Presidents are considered successes or failures in managing the economy based on GDP growth. The recent push for austerity was given credibility when economists Carmen Reinhart and Kenneth Rogoff wrote an influential paper warning about the level of government debt to GDP. Their argument was based on an error, but austerity continues.
This is no dry measurement that gathers dust.
The shorthand definition of gross domestic product is “the total market value of all final goods and services produced within a country in a given period of time,” according to the Oxford Dictionary of Economics.
But the components the government uses to calculate GDP are more complicated and have been changing in the United States as manufacturing has declined and finance has become more important.
Personal consumption now makes up 70 percent of GDP. Within this, 47 percent is services, up from 30 percent in the 1960s. The remainder of GDP is business investment and government spending.
The new GDP measure has been pushed not only by Hollywood but also by technology companies such as Microsoft. The goal is to account for the value of intellectual property and research and development. Software was introduced into GDP in the recalculation of 1999.
Another important element of the Puget Sound-area economy — trade — won’t be affected by the change, according to Lisa Mataloni, an economist with the BEA’s National Income and Wealth Division.
Thus, an airplane assembled in Everett reflects the cost of the final good for consumption. Any imported components are subtracted from that figure.
The overall effect of the recalculation remains to be seen.
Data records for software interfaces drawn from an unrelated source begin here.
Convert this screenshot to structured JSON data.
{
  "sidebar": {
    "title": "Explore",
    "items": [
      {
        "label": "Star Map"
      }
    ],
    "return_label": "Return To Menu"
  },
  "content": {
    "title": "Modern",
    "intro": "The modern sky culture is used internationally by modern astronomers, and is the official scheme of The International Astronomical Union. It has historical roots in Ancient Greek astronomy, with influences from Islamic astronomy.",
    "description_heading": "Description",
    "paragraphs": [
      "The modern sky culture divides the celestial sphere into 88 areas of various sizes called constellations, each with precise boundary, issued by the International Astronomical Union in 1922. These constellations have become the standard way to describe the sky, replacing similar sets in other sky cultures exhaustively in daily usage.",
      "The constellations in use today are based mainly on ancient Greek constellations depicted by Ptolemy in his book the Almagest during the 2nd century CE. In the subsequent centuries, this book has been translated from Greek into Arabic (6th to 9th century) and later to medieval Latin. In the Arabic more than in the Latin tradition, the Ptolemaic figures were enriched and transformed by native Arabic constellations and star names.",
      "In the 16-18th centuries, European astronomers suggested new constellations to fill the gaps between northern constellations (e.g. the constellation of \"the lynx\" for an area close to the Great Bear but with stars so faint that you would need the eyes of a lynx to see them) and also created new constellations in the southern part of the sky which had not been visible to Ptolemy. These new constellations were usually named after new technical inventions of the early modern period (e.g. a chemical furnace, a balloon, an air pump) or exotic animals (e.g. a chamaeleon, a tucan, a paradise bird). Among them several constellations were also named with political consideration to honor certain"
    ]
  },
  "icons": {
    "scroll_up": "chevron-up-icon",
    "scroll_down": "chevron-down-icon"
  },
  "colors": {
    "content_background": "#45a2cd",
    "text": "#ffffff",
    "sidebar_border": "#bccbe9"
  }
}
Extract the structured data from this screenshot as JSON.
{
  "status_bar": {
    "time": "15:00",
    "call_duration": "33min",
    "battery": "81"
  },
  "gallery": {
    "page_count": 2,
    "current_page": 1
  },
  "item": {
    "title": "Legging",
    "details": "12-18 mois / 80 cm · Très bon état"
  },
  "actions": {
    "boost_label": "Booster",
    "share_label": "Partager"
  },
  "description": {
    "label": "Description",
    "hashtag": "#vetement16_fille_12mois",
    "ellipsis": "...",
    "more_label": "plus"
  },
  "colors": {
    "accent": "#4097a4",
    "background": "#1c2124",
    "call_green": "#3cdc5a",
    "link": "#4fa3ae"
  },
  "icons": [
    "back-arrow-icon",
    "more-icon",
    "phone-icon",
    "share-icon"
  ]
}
Some fear that data and analyses going back to 1929 could be distorted, as well as the danger that the United States is counting GDP differently from other countries.
When I put the question to Mark Thoma, the University of Oregon professor who writes the influential Economist’s View blog, he wasn’t as worried.
“Basically, the different approach to measurement will lift the time-series for GDP a bit (the 3 percent), but it shouldn’t have that much impact on our view of variation in GDP over time (e.g. business cycles will be pretty much the same),” he told me in an email.
But Dean Baker, of the Center for Economic and Policy Research, warned that the new measures will only increase the rent-seeking already rising in the economy. Rent-seeking involves getting the government to change the rules to make a business more profitable, as opposed to producing real goods and services.
“If Pfizer has a patent for a great new cancer drug we will now pick this up as an increase in the investment component of GDP,” he wrote. “Suppose Merck develops a drug that does the exact same thing, except that it gets around Pfizer’s patent. According to the new methodology this would further increase GDP.”
Meanwhile, if a software developer made a new app for free, it wouldn’t be counted as adding to GDP “even though our living standards will certainly be improved by much more than if they had patented the software and charged for it.”
Other important gold-standard measures exist. Among them are the United Nations Human Development Index and the Economist Intelligence Unit’s quality of life index. These and others arguably give a more complete assessment of national well-being. Other efforts try to measure the costs of climate change and environmental degradation.
But for now, none trumps GDP in its influence.
Not much may be different in your pocketbook at the end of July, but the American economy will be suddenly larger.
You may reach Jon Talton at firstname.lastname@example.org
About Jon Talton
Jon Talton comments on economic trends and turning points, putting them into context with people, place and the environment in the Pacific Northwest